Under the ACA, the costs of Medicaid expansion are paid entirely by the federal government through 2016 before scaling back to 90 percent by 2020.
The Legislature is challenging Walker's move based on a provision in Alaska statute that requires legislative approval before Medicaid coverage can be offered to people whose care is not required under federal law.
The version of "Obamacare" passed by Congress required states to expand Medicaid to cover low-income Americans, who can otherwise face steep health care costs without the subsidies that the legislation offers to individuals with higher incomes.
As written, the law would have revoked all federal Medicaid funding for states that didn't go through with the expansion. But the U.S. Supreme Court said in 2012 that the threat of revoking the money was unconstitutional and coercive.
The ruling created ambiguity for Alaskan policymakers and legal experts: If Medicaid expansion is technically required under the ACA, but the Supreme Court has ruled the federal government can't enforce the requirement by revoking money from states that don't comply, does that make the newly eligible people under Walker's proposed expansion an optional group that requires legislative approval?
Walker, citing a memorandum from Attorney General Craig Richards, says no. The Republican lawmakers that support the lawsuit say yes and argue the governor is circumventing their authority.
An initial filing in the Legislature's lawsuit is expected next week.
Correction: An earlier version of this story incorrectly reported that the Legislature did not take up the issue of Medicaid expansion during its two special sessions earlier this year.
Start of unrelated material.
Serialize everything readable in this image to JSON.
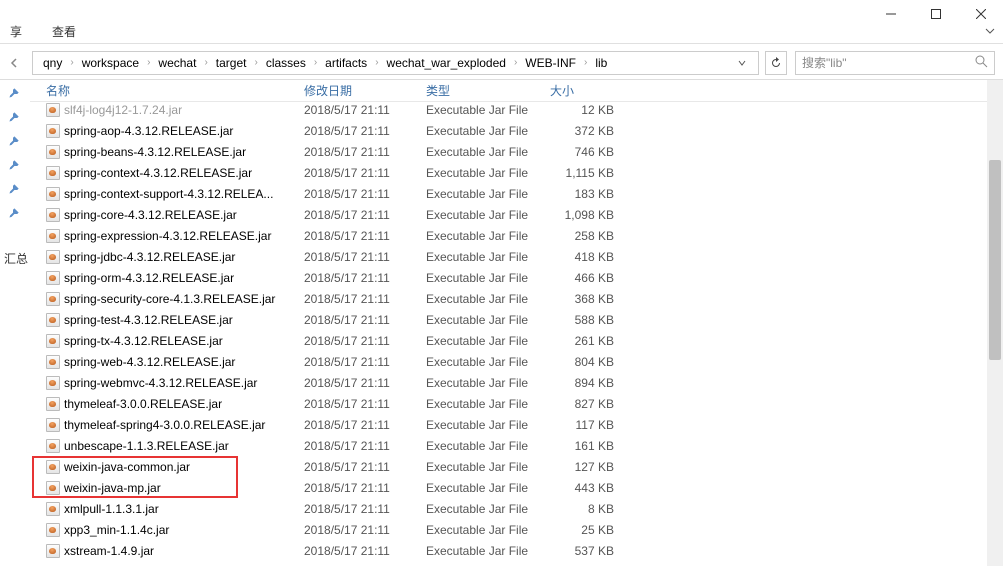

In fact, lawmakers held hearings on the topic in May, though they did not take a vote.